The relationship between Menendez and Melgen has come under intense scrutiny in recent weeks. Menendez acknowledged this month that he had failed to properly disclose two trips he took in 2010 on Melgen’s private plane to Melgen’s villa, near the resort of Casa de Campo. The senator said he wrote Melgen a personal check for $58,500 to reimburse him for the plane rides last month. The Senate Ethics Committee is investigating the matter.

Separately, Melgen is under criminal investigation over allegations of Medicare fraud. Three people with knowledge of the probe disclosed this week that it focuses on whether Melgen defrauded the government by overcharging Medicare for millions of dollars in eye injections and billing the government for treatments that were unnecessary.

The FBI and the Department of Health and Human Services’ Office of Inspector General raided Melgen’s Palm Beach eye clinic Jan. 29, searching records and collecting boxes of documents. The raid came days after the tipster’s e-mail exchange with the FBI was posted anonymously on a Web site.

Melgen’s attorney said this client was cooperating with authorities in the Medicare investigation and declined to answer further questions.

“At this time it would be inappropriate to comment about the ongoing investigation,” said the attorney, Kirk Ogrosky.

In checking into the prostitution allegations, FBI agents are examining claims initially made in a series of letters the tipster wrote last spring to staff members at a government watchdog group, Citizens for Responsibility and Ethics in Washington (CREW), according to the two people familiar with their inquiries.

The claims were also carried on a conservative news Web site, the Daily Caller.

CREW’s executive director Melanie Sloan said her staff could not get the tipster to agree to meet or speak on the telephone.
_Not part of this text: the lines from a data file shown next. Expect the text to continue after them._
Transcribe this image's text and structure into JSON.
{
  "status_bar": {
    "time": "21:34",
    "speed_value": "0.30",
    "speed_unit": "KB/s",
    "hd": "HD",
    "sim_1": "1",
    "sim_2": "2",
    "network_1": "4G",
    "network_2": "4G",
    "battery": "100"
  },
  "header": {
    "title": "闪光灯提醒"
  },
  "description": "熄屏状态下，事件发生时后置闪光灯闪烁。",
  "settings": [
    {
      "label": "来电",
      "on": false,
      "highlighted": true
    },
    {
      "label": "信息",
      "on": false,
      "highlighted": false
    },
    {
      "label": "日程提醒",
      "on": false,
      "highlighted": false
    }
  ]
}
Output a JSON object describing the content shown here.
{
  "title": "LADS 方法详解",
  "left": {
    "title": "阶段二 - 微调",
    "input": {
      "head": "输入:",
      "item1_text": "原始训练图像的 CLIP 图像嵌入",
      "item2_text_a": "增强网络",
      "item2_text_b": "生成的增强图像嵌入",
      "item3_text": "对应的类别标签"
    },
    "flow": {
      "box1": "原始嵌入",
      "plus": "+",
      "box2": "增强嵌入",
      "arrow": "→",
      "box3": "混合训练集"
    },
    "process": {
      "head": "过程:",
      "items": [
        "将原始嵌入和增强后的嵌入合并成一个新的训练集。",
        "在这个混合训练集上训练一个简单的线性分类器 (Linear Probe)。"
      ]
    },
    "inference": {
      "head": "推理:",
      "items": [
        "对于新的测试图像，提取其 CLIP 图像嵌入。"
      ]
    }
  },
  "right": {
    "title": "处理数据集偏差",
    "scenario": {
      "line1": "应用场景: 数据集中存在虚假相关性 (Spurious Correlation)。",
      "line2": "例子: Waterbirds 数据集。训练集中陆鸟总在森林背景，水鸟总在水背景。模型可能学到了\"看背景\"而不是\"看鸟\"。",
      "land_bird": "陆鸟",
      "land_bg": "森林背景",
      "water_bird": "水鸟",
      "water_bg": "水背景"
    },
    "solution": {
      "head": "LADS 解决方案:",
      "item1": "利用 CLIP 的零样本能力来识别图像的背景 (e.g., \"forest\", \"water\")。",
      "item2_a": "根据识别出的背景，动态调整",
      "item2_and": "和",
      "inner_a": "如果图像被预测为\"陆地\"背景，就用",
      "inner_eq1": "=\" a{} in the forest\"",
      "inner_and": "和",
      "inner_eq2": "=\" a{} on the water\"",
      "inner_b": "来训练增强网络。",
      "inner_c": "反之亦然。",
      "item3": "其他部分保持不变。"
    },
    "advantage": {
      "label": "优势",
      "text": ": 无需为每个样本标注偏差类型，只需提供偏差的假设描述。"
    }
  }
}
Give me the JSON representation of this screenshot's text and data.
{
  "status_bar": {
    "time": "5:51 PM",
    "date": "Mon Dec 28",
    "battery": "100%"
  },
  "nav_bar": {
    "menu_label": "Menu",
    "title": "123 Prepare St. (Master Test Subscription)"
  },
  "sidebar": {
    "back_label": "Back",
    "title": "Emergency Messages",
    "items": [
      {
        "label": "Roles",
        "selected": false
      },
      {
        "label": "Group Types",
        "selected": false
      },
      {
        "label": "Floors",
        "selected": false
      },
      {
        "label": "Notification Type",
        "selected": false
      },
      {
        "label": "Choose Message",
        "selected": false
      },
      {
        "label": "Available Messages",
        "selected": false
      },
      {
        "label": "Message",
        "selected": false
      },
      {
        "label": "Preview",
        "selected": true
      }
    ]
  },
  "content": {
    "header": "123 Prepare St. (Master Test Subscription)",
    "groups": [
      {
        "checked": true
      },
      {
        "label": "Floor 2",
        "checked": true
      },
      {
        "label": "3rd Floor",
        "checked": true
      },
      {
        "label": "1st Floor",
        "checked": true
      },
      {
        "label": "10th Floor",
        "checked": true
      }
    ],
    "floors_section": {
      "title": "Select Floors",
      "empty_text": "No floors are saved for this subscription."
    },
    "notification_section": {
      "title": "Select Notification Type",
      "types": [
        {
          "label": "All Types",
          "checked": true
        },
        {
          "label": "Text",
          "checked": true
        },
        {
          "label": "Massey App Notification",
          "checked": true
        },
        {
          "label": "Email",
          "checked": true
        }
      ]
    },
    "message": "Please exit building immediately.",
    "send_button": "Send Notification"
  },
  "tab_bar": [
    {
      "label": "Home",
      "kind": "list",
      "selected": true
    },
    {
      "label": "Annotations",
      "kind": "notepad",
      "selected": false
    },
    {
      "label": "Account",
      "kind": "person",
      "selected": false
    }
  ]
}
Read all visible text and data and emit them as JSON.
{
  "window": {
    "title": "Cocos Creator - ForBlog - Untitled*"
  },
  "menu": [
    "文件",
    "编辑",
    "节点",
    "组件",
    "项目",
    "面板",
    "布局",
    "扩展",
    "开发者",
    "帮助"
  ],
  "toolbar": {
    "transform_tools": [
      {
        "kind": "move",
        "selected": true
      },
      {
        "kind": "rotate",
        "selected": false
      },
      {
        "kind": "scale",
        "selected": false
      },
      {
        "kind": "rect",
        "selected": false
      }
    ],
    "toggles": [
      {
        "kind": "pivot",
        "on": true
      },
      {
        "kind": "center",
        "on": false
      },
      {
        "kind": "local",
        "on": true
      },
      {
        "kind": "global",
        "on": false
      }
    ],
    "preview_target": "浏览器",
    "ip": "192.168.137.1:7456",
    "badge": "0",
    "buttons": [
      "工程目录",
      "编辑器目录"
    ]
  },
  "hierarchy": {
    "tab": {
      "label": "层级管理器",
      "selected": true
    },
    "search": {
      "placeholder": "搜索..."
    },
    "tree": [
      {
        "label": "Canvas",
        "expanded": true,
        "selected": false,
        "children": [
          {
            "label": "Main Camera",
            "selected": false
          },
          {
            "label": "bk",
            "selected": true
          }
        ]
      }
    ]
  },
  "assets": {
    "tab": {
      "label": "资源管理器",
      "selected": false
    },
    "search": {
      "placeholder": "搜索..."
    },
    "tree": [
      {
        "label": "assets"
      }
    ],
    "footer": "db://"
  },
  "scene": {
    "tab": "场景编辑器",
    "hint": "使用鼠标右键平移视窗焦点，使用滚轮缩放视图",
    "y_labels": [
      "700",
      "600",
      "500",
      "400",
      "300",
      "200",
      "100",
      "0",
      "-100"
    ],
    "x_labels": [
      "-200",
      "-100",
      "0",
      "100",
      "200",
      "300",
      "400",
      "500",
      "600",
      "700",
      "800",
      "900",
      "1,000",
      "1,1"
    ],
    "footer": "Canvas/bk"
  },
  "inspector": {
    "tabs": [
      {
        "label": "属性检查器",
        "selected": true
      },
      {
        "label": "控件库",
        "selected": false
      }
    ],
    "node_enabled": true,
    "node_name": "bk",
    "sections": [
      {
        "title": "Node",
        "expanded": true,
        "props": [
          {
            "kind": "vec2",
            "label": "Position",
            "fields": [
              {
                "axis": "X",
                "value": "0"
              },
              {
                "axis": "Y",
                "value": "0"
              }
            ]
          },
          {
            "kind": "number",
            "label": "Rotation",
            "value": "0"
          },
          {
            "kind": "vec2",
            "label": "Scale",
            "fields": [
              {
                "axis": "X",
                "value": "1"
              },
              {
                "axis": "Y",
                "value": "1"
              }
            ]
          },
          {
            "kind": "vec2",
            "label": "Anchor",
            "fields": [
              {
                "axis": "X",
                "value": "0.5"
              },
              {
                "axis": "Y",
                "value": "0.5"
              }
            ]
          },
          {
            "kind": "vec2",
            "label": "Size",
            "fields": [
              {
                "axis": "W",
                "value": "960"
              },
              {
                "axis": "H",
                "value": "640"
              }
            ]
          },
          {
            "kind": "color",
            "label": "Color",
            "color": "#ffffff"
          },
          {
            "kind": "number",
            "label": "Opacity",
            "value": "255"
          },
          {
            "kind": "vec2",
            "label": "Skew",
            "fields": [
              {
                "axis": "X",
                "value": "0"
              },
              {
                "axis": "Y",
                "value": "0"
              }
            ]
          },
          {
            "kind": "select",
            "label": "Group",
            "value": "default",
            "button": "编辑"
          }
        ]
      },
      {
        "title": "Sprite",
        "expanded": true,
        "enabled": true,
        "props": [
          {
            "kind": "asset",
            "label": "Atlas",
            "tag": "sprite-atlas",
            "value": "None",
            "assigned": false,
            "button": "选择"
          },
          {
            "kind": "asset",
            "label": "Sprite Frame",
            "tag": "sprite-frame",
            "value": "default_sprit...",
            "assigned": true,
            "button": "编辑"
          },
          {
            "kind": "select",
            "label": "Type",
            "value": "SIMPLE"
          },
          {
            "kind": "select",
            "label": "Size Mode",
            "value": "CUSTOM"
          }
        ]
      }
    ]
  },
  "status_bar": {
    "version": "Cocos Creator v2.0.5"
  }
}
As a result, Sloan told a Washington Post reporter last month, she had doubts about the credibility of the person’s claims. The FBI began looking into the tipster’s story after CREW forwarded his information to the Justice Department and the FBI’s Washington field office in July.

Prostitution is not illegal in the Dominican Republic. But soliciting underage prostitutes is illegal. Also, a politician who accepts free gifts and special favors in exchange for official acts can face criminal prosecution for abuse of public office.

The allegations in the letters included the names of a few women who allegedly had improper relations with Menendez and Melgen, including that of a Dominican teenager who told a local television station she had no involvement and had never left her village.

The Miami Herald reached another one of the women for an interview, and she explained that she worked for Melgen and considered him a generous person but did not elaborate. An attorney for the woman, Svitlana Buchyk, told a Post reporter Friday that the tipster’s claims about her are “absurd.”

“Ms. Buchyk is an actress and model attending to her career,” said her attorney, Gerald Greenberg. “Any allegation that she had an improper relationship with Senator Menendez or anyone else is sheer nonsense. The claims about her that have appeared in fringe-media sources are irresponsible and utterly absurd.”

Greenberg declined to discuss whether his client had been interviewed by law enforcement officials.

In an e-mail to the tipster in September, FBI agent Regino Chavez wrote, “If you can give me . . . information on all the young ladies who were victimized that would be helpful.” The agent repeatedly asked the tipster, who called himself Pete Williams and only corresponded by e-mail, to meet, but he declined.

According to FBI affidavits filed in court, Chavez was listed last year as a member of a task force based out of the Miami field office that specialized in tracking crimes involving abuse of minors, soliciting minors to engage in prostitution and sex trafficking.

Ernesto Londoño and Alice Crites contributed to this report.